The filmmakers secretly recorded footage in several camps built in Minecraft, a popular internet-based video game set in an open world in which players can construct vast cities from pixelated resources.
The game has proved a huge hit in Saudi Arabia, but the documentary will reveal what it terms the ‘Craftier Side of Minecraft’, in which players from the country have employed thousands of labourers from across the Indian subcontinent to build their worlds for them.
The programme alleges that many of the workers were lured over with the promise of high salaries and fulfilling work, but most have seen their pay packets drastically cut and positions involve repetitive click-orientated labour.
“I’ve got a degree in advanced engineering, but I’ve spent the past two years moving polygons from one spot to another and bashing through squares of dirt,” claims Anuj Anawink, a 37-year-old from Kerala who wished to remain unnamed. The documentary makers also managed to speak to several hundred workers who had been stranded within Minecraft by employers who they claim “simply tired of the game when they can play bingo for free and upon the release of Call of Duty: Modern Warfare 3 and moved on.”
Most of these workers, it says, have been left without their passports and unable to leave the game.
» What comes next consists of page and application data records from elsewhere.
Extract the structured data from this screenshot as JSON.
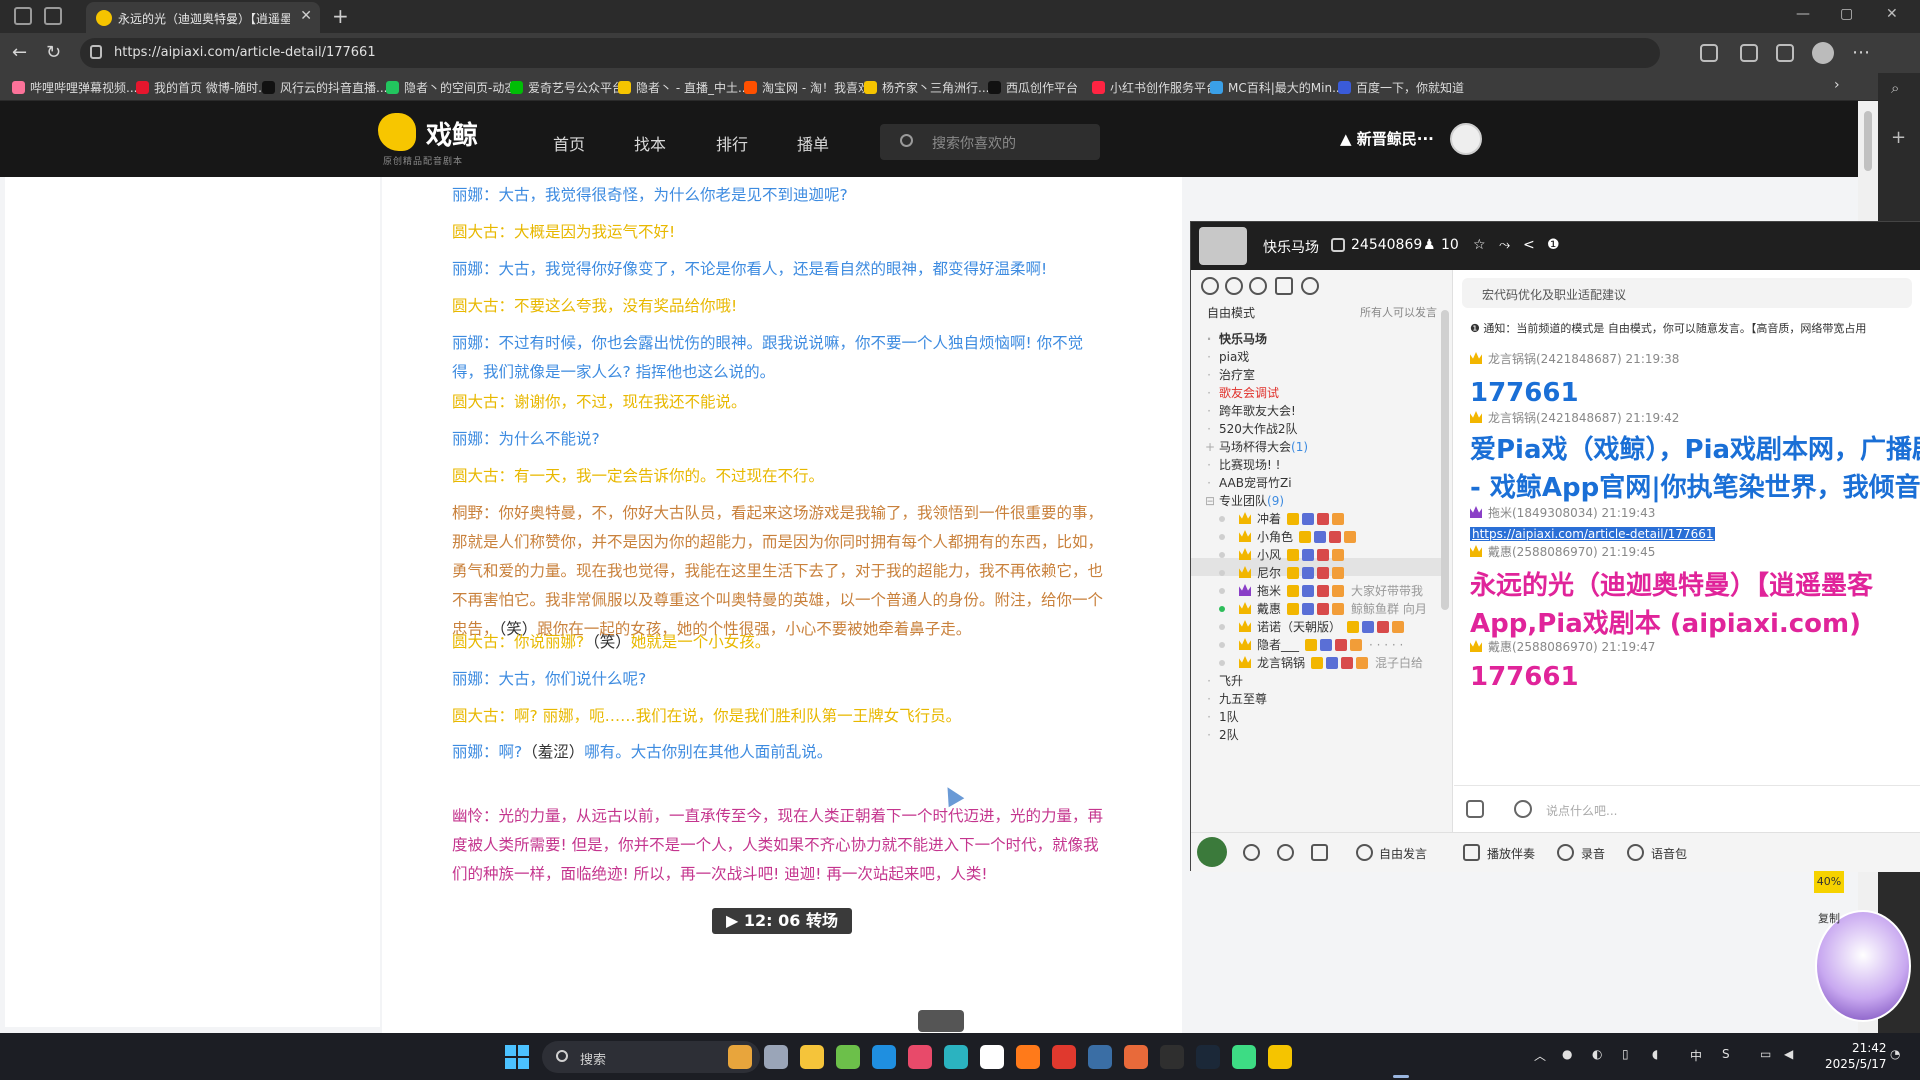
{
  "browser": {
    "tab_title": "永远的光（迪迦奥特曼）【逍遥墨",
    "url": "https://aipiaxi.com/article-detail/177661",
    "bookmarks": [
      {
        "label": "哔哩哔哩弹幕视频...",
        "color": "#fb7299"
      },
      {
        "label": "我的首页 微博-随时...",
        "color": "#e6162d"
      },
      {
        "label": "风行云的抖音直播...",
        "color": "#111111"
      },
      {
        "label": "隐者丶的空间页-动态",
        "color": "#22c55e"
      },
      {
        "label": "爱奇艺号公众平台",
        "color": "#00be06"
      },
      {
        "label": "隐者丶 - 直播_中土...",
        "color": "#f5c400"
      },
      {
        "label": "淘宝网 - 淘！我喜欢",
        "color": "#ff5000"
      },
      {
        "label": "杨齐家丶三角洲行...",
        "color": "#f5c400"
      },
      {
        "label": "西瓜创作平台",
        "color": "#111111"
      },
      {
        "label": "小红书创作服务平台",
        "color": "#ff2442"
      },
      {
        "label": "MC百科|最大的Min...",
        "color": "#3aa0e8"
      },
      {
        "label": "百度一下，你就知道",
        "color": "#3a5bd9"
      }
    ]
  },
  "site": {
    "logo": "戏鲸",
    "logo_sub": "原创精品配音剧本",
    "nav": [
      "首页",
      "找本",
      "排行",
      "播单"
    ],
    "search_placeholder": "搜索你喜欢的",
    "username": "新晋鲸民···"
  },
  "article": {
    "lines": [
      {
        "text": "丽娜：大古，我觉得很奇怪，为什么你老是见不到迪迦呢?",
        "color": "blue"
      },
      {
        "text": "圆大古：大概是因为我运气不好!",
        "color": "yellow"
      },
      {
        "text": "丽娜：大古，我觉得你好像变了，不论是你看人，还是看自然的眼神，都变得好温柔啊!",
        "color": "blue"
      },
      {
        "text": "圆大古：不要这么夸我，没有奖品给你哦!",
        "color": "yellow"
      },
      {
        "text": "丽娜：不过有时候，你也会露出忧伤的眼神。跟我说说嘛，你不要一个人独自烦恼啊! 你不觉得，我们就像是一家人么? 指挥他也这么说的。",
        "color": "blue"
      },
      {
        "text": "圆大古：谢谢你，不过，现在我还不能说。",
        "color": "yellow"
      },
      {
        "text": "丽娜：为什么不能说?",
        "color": "blue"
      },
      {
        "text": "圆大古：有一天，我一定会告诉你的。不过现在不行。",
        "color": "yellow"
      },
      {
        "text": "桐野：你好奥特曼，不，你好大古队员，看起来这场游戏是我输了，我领悟到一件很重要的事，那就是人们称赞你，并不是因为你的超能力，而是因为你同时拥有每个人都拥有的东西，比如，勇气和爱的力量。现在我也觉得，我能在这里生活下去了，对于我的超能力，我不再依赖它，也不再害怕它。我非常佩服以及尊重这个叫奥特曼的英雄，以一个普通人的身份。附注，给你一个忠告，",
        "mid": "（笑）",
        "tail": "跟你在一起的女孩，她的个性很强，小心不要被她牵着鼻子走。",
        "color": "brown"
      },
      {
        "text": "圆大古：你说丽娜?",
        "mid": "（笑）",
        "tail": "她就是一个小女孩。",
        "color": "yellow"
      },
      {
        "text": "丽娜：大古，你们说什么呢?",
        "color": "blue"
      },
      {
        "text": "圆大古：啊? 丽娜，呃……我们在说，你是我们胜利队第一王牌女飞行员。",
        "color": "yellow"
      },
      {
        "text": "丽娜：啊?",
        "mid": "（羞涩）",
        "tail": "哪有。大古你别在其他人面前乱说。",
        "color": "blue"
      },
      {
        "text": "幽怜：光的力量，从远古以前，一直承传至今，现在人类正朝着下一个时代迈进，光的力量，再度被人类所需要! 但是，你并不是一个人，人类如果不齐心协力就不能进入下一个时代，就像我们的种族一样，面临绝迹! 所以，再一次战斗吧! 迪迦! 再一次站起来吧，人类!",
        "color": "magenta"
      }
    ],
    "scene_button": "▶ 12: 06 转场"
  },
  "chat": {
    "room_name": "快乐马场",
    "room_id": "24540869",
    "online": "10",
    "mode": "自由模式",
    "mode_right": "所有人可以发言",
    "channels": [
      {
        "label": "快乐马场",
        "style": "bold"
      },
      {
        "label": "pia戏",
        "style": ""
      },
      {
        "label": "治疗室",
        "style": ""
      },
      {
        "label": "歌友会调试",
        "style": "red"
      },
      {
        "label": "跨年歌友大会!",
        "style": ""
      },
      {
        "label": "520大作战2队",
        "style": ""
      },
      {
        "label": "马场杯得大会",
        "count": "(1)",
        "style": ""
      },
      {
        "label": "比赛现场! !",
        "style": ""
      },
      {
        "label": "AAB宠哥竹Zi",
        "style": ""
      },
      {
        "label": "专业团队",
        "count": "(9)",
        "style": ""
      }
    ],
    "members": [
      {
        "name": "冲着",
        "online": false,
        "crown": "gold",
        "sig": ""
      },
      {
        "name": "小角色",
        "online": false,
        "crown": "gold",
        "sig": ""
      },
      {
        "name": "小风",
        "online": false,
        "crown": "gold",
        "sig": ""
      },
      {
        "name": "尼尔",
        "online": false,
        "crown": "gold",
        "sig": ""
      },
      {
        "name": "拖米",
        "online": false,
        "crown": "purple",
        "sig": "大家好带带我"
      },
      {
        "name": "戴惠",
        "online": true,
        "crown": "gold",
        "sig": "鲸鲸鱼群 向月"
      },
      {
        "name": "诺诺（天朝版）",
        "online": false,
        "crown": "gold",
        "sig": ""
      },
      {
        "name": "隐者___",
        "online": false,
        "crown": "gold",
        "sig": "· · · · ·"
      },
      {
        "name": "龙言锅锅",
        "online": false,
        "crown": "gold",
        "sig": "混子白给"
      }
    ],
    "more_channels": [
      "飞升",
      "九五至尊",
      "1队",
      "2队"
    ],
    "topic": "宏代码优化及职业适配建议",
    "notice": "通知：当前频道的模式是 自由模式，你可以随意发言。【高音质，网络带宽占用",
    "messages": [
      {
        "user": "龙言锅锅(2421848687)",
        "time": "21:19:38",
        "crown": "gold",
        "text": "177661",
        "color": "#1a6fd6"
      },
      {
        "user": "龙言锅锅(2421848687)",
        "time": "21:19:42",
        "crown": "gold",
        "text": "爱Pia戏（戏鲸），Pia戏剧本网，广播剧，",
        "text2": "- 戏鲸App官网|你执笔染世界，我倾音绘",
        "color": "#1a6fd6"
      },
      {
        "user": "拖米(1849308034)",
        "time": "21:19:43",
        "crown": "purple",
        "link": "https://aipiaxi.com/article-detail/177661"
      },
      {
        "user": "戴惠(2588086970)",
        "time": "21:19:45",
        "crown": "gold",
        "text": "永远的光（迪迦奥特曼）【逍遥墨客",
        "text2": "App,Pia戏剧本 (aipiaxi.com)",
        "color": "#e0249a"
      },
      {
        "user": "戴惠(2588086970)",
        "time": "21:19:47",
        "crown": "gold",
        "text": "177661",
        "color": "#e0249a"
      }
    ],
    "input_placeholder": "说点什么吧...",
    "bottom_buttons": [
      "自由发言",
      "播放伴奏",
      "录音",
      "语音包"
    ],
    "percent": "40%",
    "float_label": "复制"
  },
  "taskbar": {
    "search_label": "搜索",
    "time": "21:42",
    "date": "2025/5/17",
    "ime": "中"
  }
}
“I’ve been waiting for my documents and at least four months wages for over a year now,” claims one interviewee. “We’ve all been living off pixelated apples for six months.”
Despite the allegations made in the documentary, much international attention has already been made of the structures being built by the Saudi Minecraft community, including the Mushroom Kingdom Tower, set to be the world’s tallest online construction when it is completed in 2014, and the 65-kilometre long Mall of Minecraft.
Game devotees across the world, however, have criticised the developments, many labelling them ‘crass’, ‘tacky’ and ‘ostentatious’. Others have even suggested that the buildings are to blame for a recent slowdown in gameplay, with the Minecraft servers unable to support their sheer scale.
“The Saudis always have to go one step too far,” claimed Helsinki-based Minecraft commentator Sven Svenburg.